__Web page and app entries__
________________

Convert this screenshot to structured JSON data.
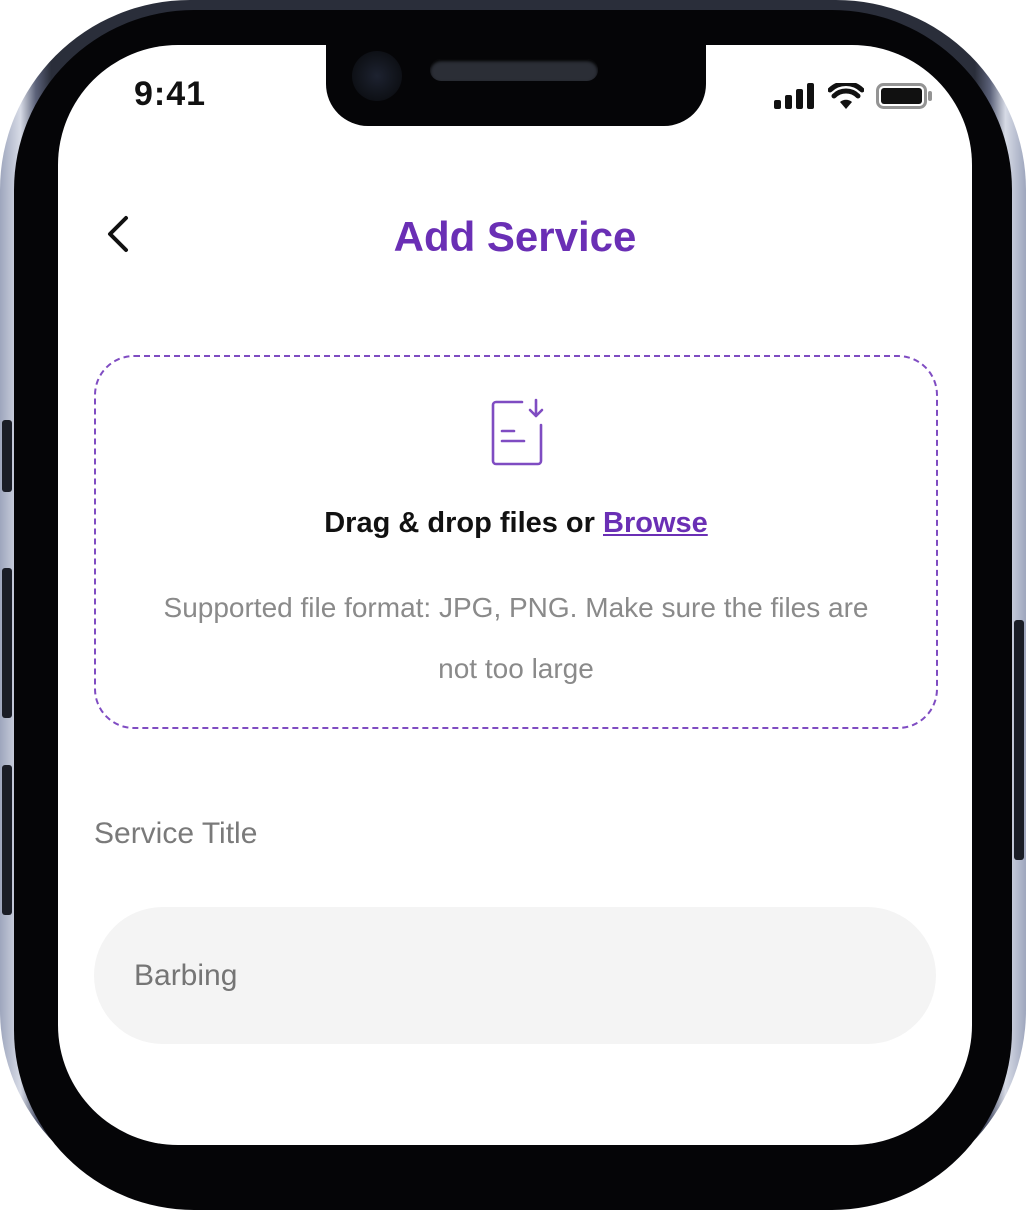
{
  "status_bar": {
    "time": "9:41"
  },
  "header": {
    "title": "Add Service"
  },
  "upload": {
    "prompt": "Drag & drop files or",
    "browse_label": "Browse",
    "hint": "Supported file format: JPG, PNG. Make sure the files are not too large"
  },
  "form": {
    "service_title_label": "Service Title",
    "service_title_value": "Barbing"
  },
  "colors": {
    "accent": "#6a2fb5",
    "muted_text": "#8a8a8a",
    "input_bg": "#f4f4f4"
  },
  "icons": [
    "back-chevron-icon",
    "file-download-icon",
    "signal-icon",
    "wifi-icon",
    "battery-icon"
  ]
}
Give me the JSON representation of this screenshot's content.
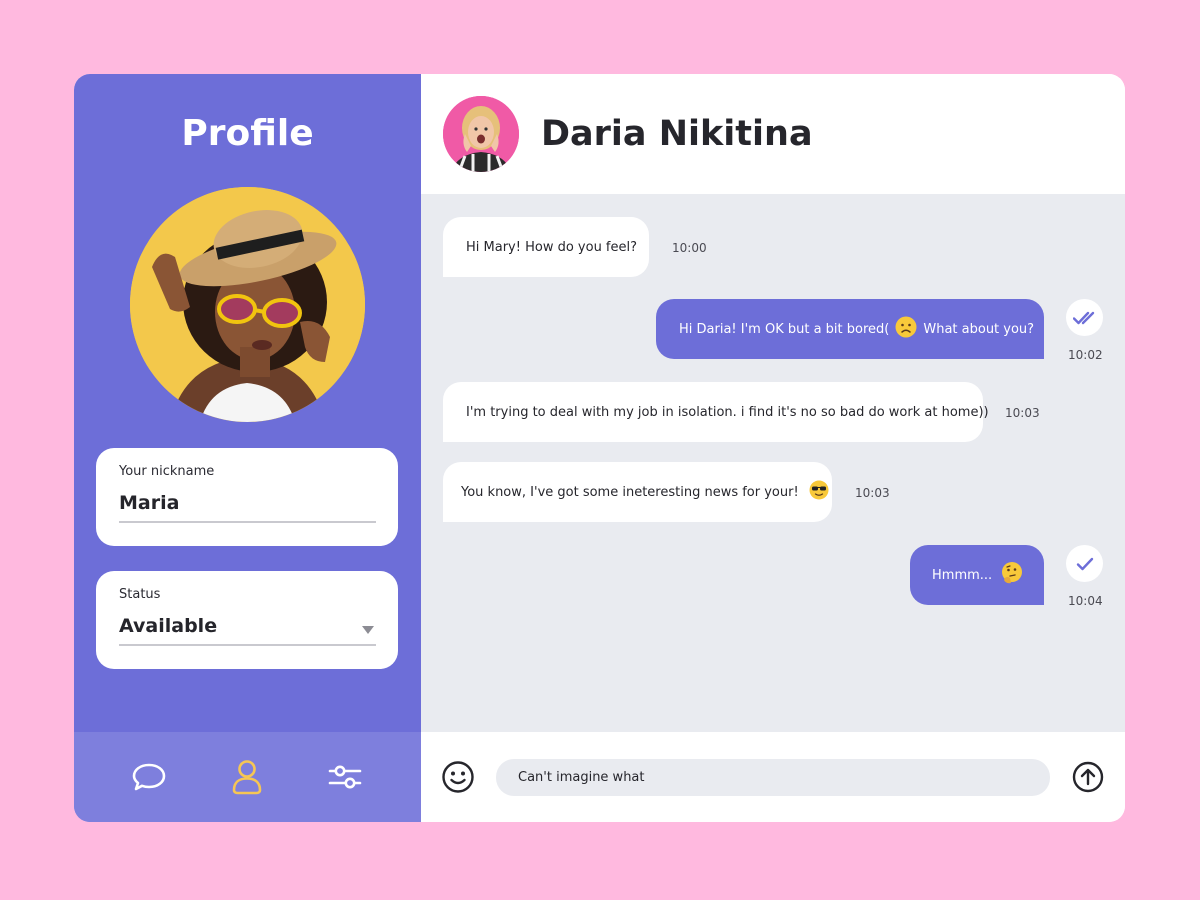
{
  "sidebar": {
    "title": "Profile",
    "nickname": {
      "label": "Your nickname",
      "value": "Maria"
    },
    "status": {
      "label": "Status",
      "value": "Available"
    },
    "nav": [
      {
        "icon": "chat-bubble-icon",
        "active": false
      },
      {
        "icon": "user-icon",
        "active": true
      },
      {
        "icon": "sliders-icon",
        "active": false
      }
    ]
  },
  "chat": {
    "contact_name": "Daria Nikitina",
    "messages": [
      {
        "direction": "in",
        "text": "Hi Mary! How do you feel?",
        "time": "10:00"
      },
      {
        "direction": "out",
        "text_before": "Hi Daria! I'm OK but a bit bored(",
        "emoji": "frowning-face-emoji",
        "text_after": "What about you?",
        "time": "10:02",
        "status": "read"
      },
      {
        "direction": "in",
        "text": "I'm trying to deal with my job in isolation. i find it's no so bad do work at home))",
        "time": "10:03"
      },
      {
        "direction": "in",
        "text": "You know, I've got some ineteresting news for your!",
        "emoji": "sunglasses-emoji",
        "time": "10:03"
      },
      {
        "direction": "out",
        "text": "Hmmm...",
        "emoji": "thinking-face-emoji",
        "time": "10:04",
        "status": "sent"
      }
    ],
    "composer": {
      "value": "Can't imagine what"
    }
  },
  "colors": {
    "background": "#ffb9df",
    "accent": "#6d6ed8",
    "nav_active": "#f6c654",
    "chat_bg": "#e9ebf0"
  }
}
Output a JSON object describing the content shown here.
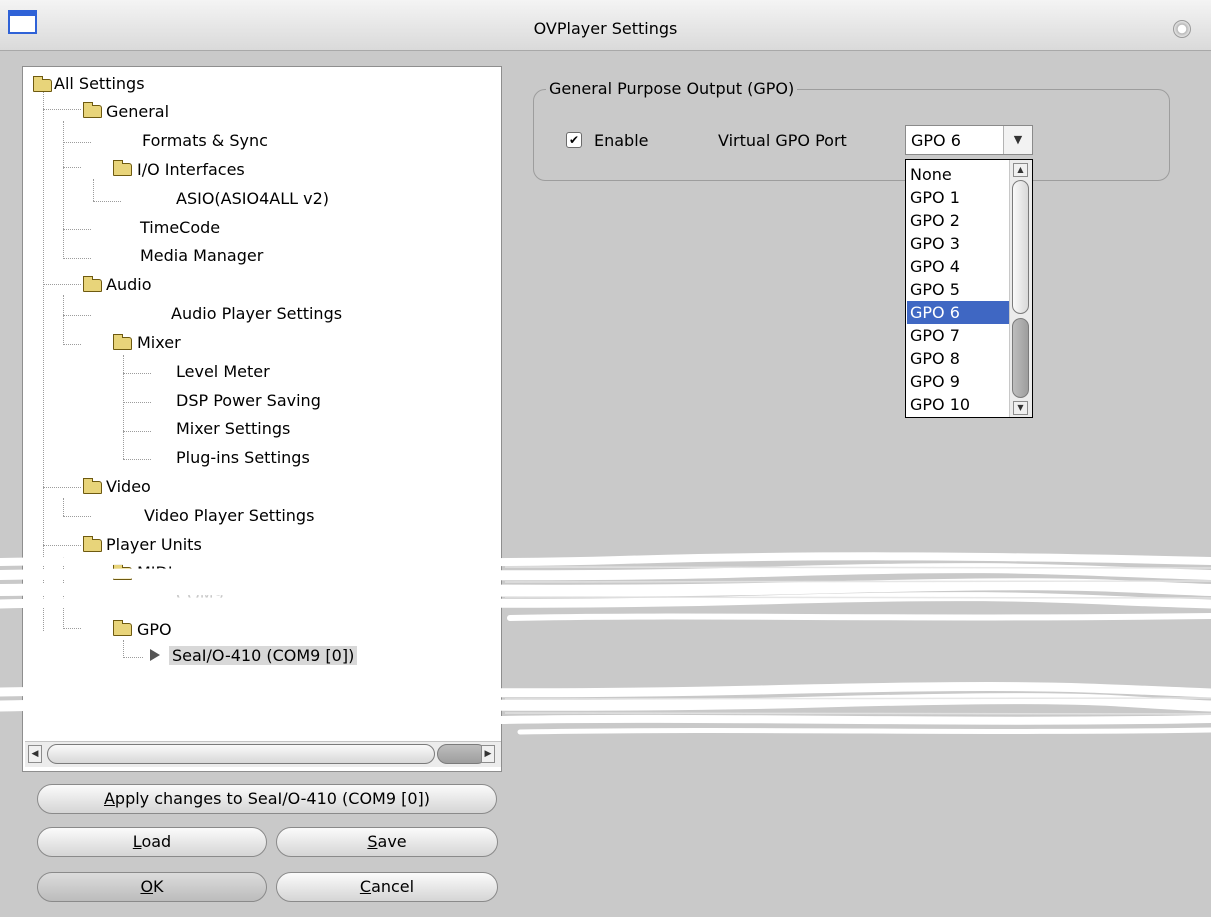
{
  "window": {
    "title": "OVPlayer Settings"
  },
  "tree": {
    "items": [
      {
        "label": "All Settings"
      },
      {
        "label": "General"
      },
      {
        "label": "Formats & Sync"
      },
      {
        "label": "I/O Interfaces"
      },
      {
        "label": "ASIO(ASIO4ALL v2)"
      },
      {
        "label": "TimeCode"
      },
      {
        "label": "Media Manager"
      },
      {
        "label": "Audio"
      },
      {
        "label": "Audio Player Settings"
      },
      {
        "label": "Mixer"
      },
      {
        "label": "Level Meter"
      },
      {
        "label": "DSP Power Saving"
      },
      {
        "label": "Mixer Settings"
      },
      {
        "label": "Plug-ins Settings"
      },
      {
        "label": "Video"
      },
      {
        "label": "Video Player Settings"
      },
      {
        "label": "Player Units"
      },
      {
        "label": "MIDI"
      },
      {
        "label": "COM9"
      },
      {
        "label": "GPO"
      },
      {
        "label": "SeaI/O-410 (COM9 [0])"
      }
    ]
  },
  "buttons": {
    "apply": {
      "pre": "",
      "key": "A",
      "post": "pply changes to SeaI/O-410 (COM9 [0])"
    },
    "load": {
      "pre": "",
      "key": "L",
      "post": "oad"
    },
    "save": {
      "pre": "",
      "key": "S",
      "post": "ave"
    },
    "ok": {
      "pre": "",
      "key": "O",
      "post": "K"
    },
    "cancel": {
      "pre": "",
      "key": "C",
      "post": "ancel"
    }
  },
  "gpo": {
    "legend": "General Purpose Output (GPO)",
    "enable_label": "Enable",
    "enable_checked": true,
    "port_label": "Virtual GPO Port",
    "selected": "GPO 6",
    "options": [
      "None",
      "GPO 1",
      "GPO 2",
      "GPO 3",
      "GPO 4",
      "GPO 5",
      "GPO 6",
      "GPO 7",
      "GPO 8",
      "GPO 9",
      "GPO 10"
    ]
  },
  "icons": {
    "up": "▲",
    "down": "▼",
    "left": "◀",
    "right": "▶",
    "check": "✔"
  }
}
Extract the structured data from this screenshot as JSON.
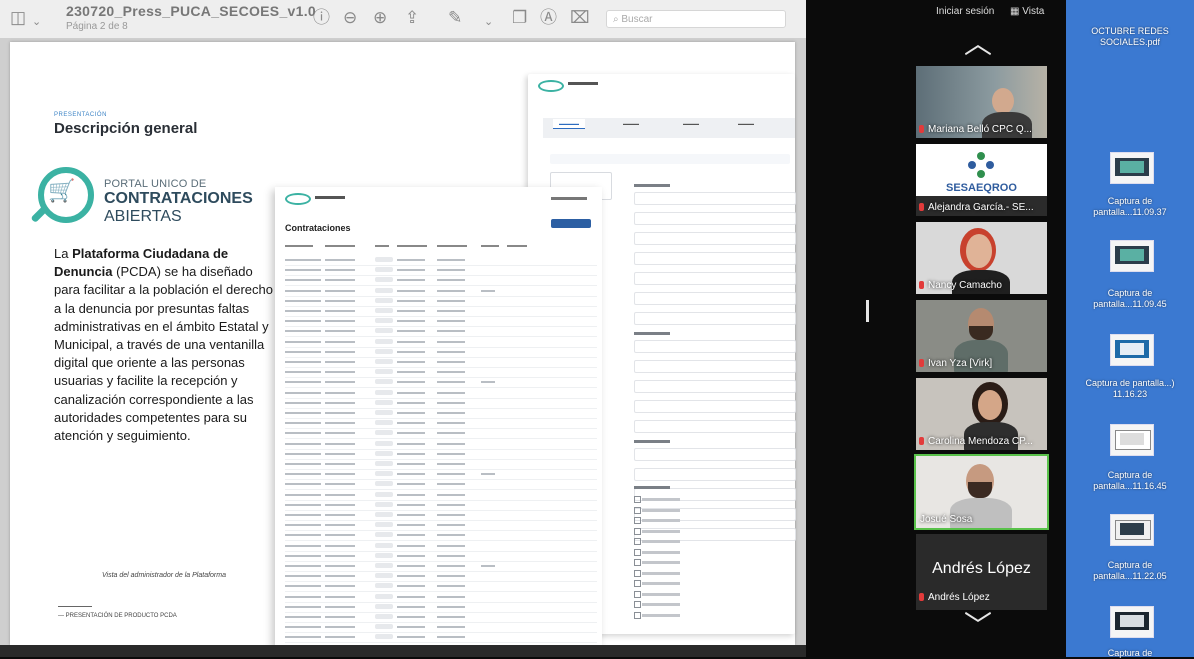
{
  "viewer": {
    "doc_title": "230720_Press_PUCA_SECOES_v1.0",
    "page_label": "Página 2 de 8",
    "search_placeholder": "Buscar",
    "slide": {
      "kicker": "PRESENTACIÓN",
      "heading": "Descripción general",
      "portal_line1": "PORTAL UNICO DE",
      "portal_line2": "CONTRATACIONES",
      "portal_line3": "ABIERTAS",
      "body_bold1": "Plataforma Ciudadana de Denuncia",
      "body_pre": "La ",
      "body_post": " (PCDA) se ha diseñado para facilitar a la población el derecho a la denuncia por presuntas faltas administrativas en el ámbito Estatal y Municipal, a través de una ventanilla digital que oriente a las personas usuarias y facilite la recepción y canalización correspondiente a las autoridades competentes para su atención y seguimiento.",
      "caption": "Vista del administrador de la Plataforma",
      "footer": "— PRESENTACIÓN DE PRODUCTO PCDA",
      "table_title": "Contrataciones"
    }
  },
  "meeting": {
    "start_session": "Iniciar sesión",
    "view": "Vista",
    "participants": [
      {
        "name": "Mariana Belló CPC Q...",
        "muted": true
      },
      {
        "name": "Alejandra García.- SE...",
        "muted": true
      },
      {
        "name": "Nancy Camacho",
        "muted": true
      },
      {
        "name": "Ivan Yza [Virk]",
        "muted": true
      },
      {
        "name": "Carolina Mendoza CP...",
        "muted": true
      },
      {
        "name": "Josué Sosa",
        "muted": false
      }
    ],
    "logo_text": "SESAEQROO",
    "speaker_big": "Andrés López",
    "speaker_small": "Andrés López"
  },
  "desktop": {
    "files": [
      {
        "label": "OCTUBRE REDES SOCIALES.pdf"
      },
      {
        "label": "Captura de pantalla...11.09.37"
      },
      {
        "label": "Captura de pantalla...11.09.45"
      },
      {
        "label": "Captura de pantalla...) 11.16.23"
      },
      {
        "label": "Captura de pantalla...11.16.45"
      },
      {
        "label": "Captura de pantalla...11.22.05"
      },
      {
        "label": "Captura de"
      }
    ]
  },
  "colors": {
    "accent_teal": "#3bb2a3",
    "desktop_blue": "#3b79d1",
    "active_speaker": "#59c14a",
    "muted_red": "#e23b3b"
  }
}
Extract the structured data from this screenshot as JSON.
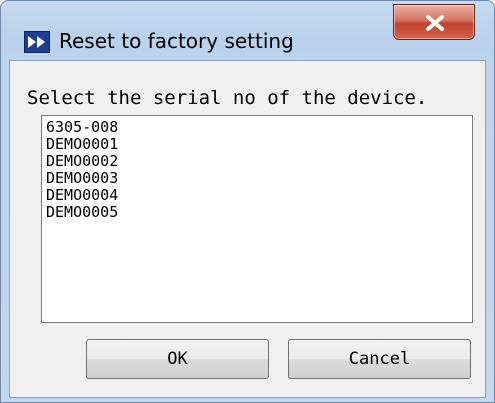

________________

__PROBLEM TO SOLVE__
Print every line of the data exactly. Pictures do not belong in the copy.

__ANSWER BOX__
Convert this screenshot to structured JSON data.
{
  "status_bar": {
    "time": "9:41"
  },
  "header": {
    "title": "Add Service"
  },
  "upload": {
    "prompt": "Drag & drop files or",
    "browse_label": "Browse",
    "hint": "Supported file format: JPG, PNG. Make sure the files are not too large"
  },
  "form": {
    "service_title_label": "Service Title",
    "service_title_value": "Barbing"
  },
  "colors": {
    "accent": "#6a2fb5",
    "muted_text": "#8a8a8a",
    "input_bg": "#f4f4f4"
  },
  "icons": [
    "back-chevron-icon",
    "file-download-icon",
    "signal-icon",
    "wifi-icon",
    "battery-icon"
  ]
}
Give me the JSON representation of this screenshot's content.
{
  "sidebar": {
    "title": "Profile",
    "nickname": {
      "label": "Your nickname",
      "value": "Maria"
    },
    "status": {
      "label": "Status",
      "value": "Available"
    },
    "nav": [
      {
        "icon": "chat-bubble-icon",
        "active": false
      },
      {
        "icon": "user-icon",
        "active": true
      },
      {
        "icon": "sliders-icon",
        "active": false
      }
    ]
  },
  "chat": {
    "contact_name": "Daria Nikitina",
    "messages": [
      {
        "direction": "in",
        "text": "Hi Mary! How do you feel?",
        "time": "10:00"
      },
      {
        "direction": "out",
        "text_before": "Hi Daria! I'm OK but a bit bored(",
        "emoji": "frowning-face-emoji",
        "text_after": "What about you?",
        "time": "10:02",
        "status": "read"
      },
      {
        "direction": "in",
        "text": "I'm trying to deal with my job in isolation. i find it's no so bad do work at home))",
        "time": "10:03"
      },
      {
        "direction": "in",
        "text": "You know, I've got some ineteresting news for your!",
        "emoji": "sunglasses-emoji",
        "time": "10:03"
      },
      {
        "direction": "out",
        "text": "Hmmm...",
        "emoji": "thinking-face-emoji",
        "time": "10:04",
        "status": "sent"
      }
    ],
    "composer": {
      "value": "Can't imagine what"
    }
  },
  "colors": {
    "background": "#ffb9df",
    "accent": "#6d6ed8",
    "nav_active": "#f6c654",
    "chat_bg": "#e9ebf0"
  }
}
Output a JSON object describing the content shown here.
{
  "window": {
    "title": "OVPlayer Settings"
  },
  "tree": {
    "items": [
      {
        "label": "All Settings"
      },
      {
        "label": "General"
      },
      {
        "label": "Formats & Sync"
      },
      {
        "label": "I/O Interfaces"
      },
      {
        "label": "ASIO(ASIO4ALL v2)"
      },
      {
        "label": "TimeCode"
      },
      {
        "label": "Media Manager"
      },
      {
        "label": "Audio"
      },
      {
        "label": "Audio Player Settings"
      },
      {
        "label": "Mixer"
      },
      {
        "label": "Level Meter"
      },
      {
        "label": "DSP Power Saving"
      },
      {
        "label": "Mixer Settings"
      },
      {
        "label": "Plug-ins Settings"
      },
      {
        "label": "Video"
      },
      {
        "label": "Video Player Settings"
      },
      {
        "label": "Player Units"
      },
      {
        "label": "MIDI"
      },
      {
        "label": "COM9"
      },
      {
        "label": "GPO"
      },
      {
        "label": "SeaI/O-410 (COM9 [0])"
      }
    ]
  },
  "buttons": {
    "apply": {
      "pre": "",
      "key": "A",
      "post": "pply changes to SeaI/O-410 (COM9 [0])"
    },
    "load": {
      "pre": "",
      "key": "L",
      "post": "oad"
    },
    "save": {
      "pre": "",
      "key": "S",
      "post": "ave"
    },
    "ok": {
      "pre": "",
      "key": "O",
      "post": "K"
    },
    "cancel": {
      "pre": "",
      "key": "C",
      "post": "ancel"
    }
  },
  "gpo": {
    "legend": "General Purpose Output (GPO)",
    "enable_label": "Enable",
    "enable_checked": true,
    "port_label": "Virtual GPO Port",
    "selected": "GPO 6",
    "options": [
      "None",
      "GPO 1",
      "GPO 2",
      "GPO 3",
      "GPO 4",
      "GPO 5",
      "GPO 6",
      "GPO 7",
      "GPO 8",
      "GPO 9",
      "GPO 10"
    ]
  },
  "icons": {
    "up": "▲",
    "down": "▼",
    "left": "◀",
    "right": "▶",
    "check": "✔"
  }
}
Extract the structured data from this screenshot as JSON.
{
  "viewer": {
    "doc_title": "230720_Press_PUCA_SECOES_v1.0",
    "page_label": "Página 2 de 8",
    "search_placeholder": "Buscar",
    "slide": {
      "kicker": "PRESENTACIÓN",
      "heading": "Descripción general",
      "portal_line1": "PORTAL UNICO DE",
      "portal_line2": "CONTRATACIONES",
      "portal_line3": "ABIERTAS",
      "body_bold1": "Plataforma Ciudadana de Denuncia",
      "body_pre": "La ",
      "body_post": " (PCDA) se ha diseñado para facilitar a la población el derecho a la denuncia por presuntas faltas administrativas en el ámbito Estatal y Municipal, a través de una ventanilla digital que oriente a las personas usuarias y facilite la recepción y canalización correspondiente a las autoridades competentes para su atención y seguimiento.",
      "caption": "Vista del administrador de la Plataforma",
      "footer": "— PRESENTACIÓN DE PRODUCTO PCDA",
      "table_title": "Contrataciones"
    }
  },
  "meeting": {
    "start_session": "Iniciar sesión",
    "view": "Vista",
    "participants": [
      {
        "name": "Mariana Belló CPC Q...",
        "muted": true
      },
      {
        "name": "Alejandra García.- SE...",
        "muted": true
      },
      {
        "name": "Nancy Camacho",
        "muted": true
      },
      {
        "name": "Ivan Yza [Virk]",
        "muted": true
      },
      {
        "name": "Carolina Mendoza CP...",
        "muted": true
      },
      {
        "name": "Josué Sosa",
        "muted": false
      }
    ],
    "logo_text": "SESAEQROO",
    "speaker_big": "Andrés López",
    "speaker_small": "Andrés López"
  },
  "desktop": {
    "files": [
      {
        "label": "OCTUBRE REDES SOCIALES.pdf"
      },
      {
        "label": "Captura de pantalla...11.09.37"
      },
      {
        "label": "Captura de pantalla...11.09.45"
      },
      {
        "label": "Captura de pantalla...) 11.16.23"
      },
      {
        "label": "Captura de pantalla...11.16.45"
      },
      {
        "label": "Captura de pantalla...11.22.05"
      },
      {
        "label": "Captura de"
      }
    ]
  },
  "colors": {
    "accent_teal": "#3bb2a3",
    "desktop_blue": "#3b79d1",
    "active_speaker": "#59c14a",
    "muted_red": "#e23b3b"
  }
}
Extract the structured data from this screenshot as JSON.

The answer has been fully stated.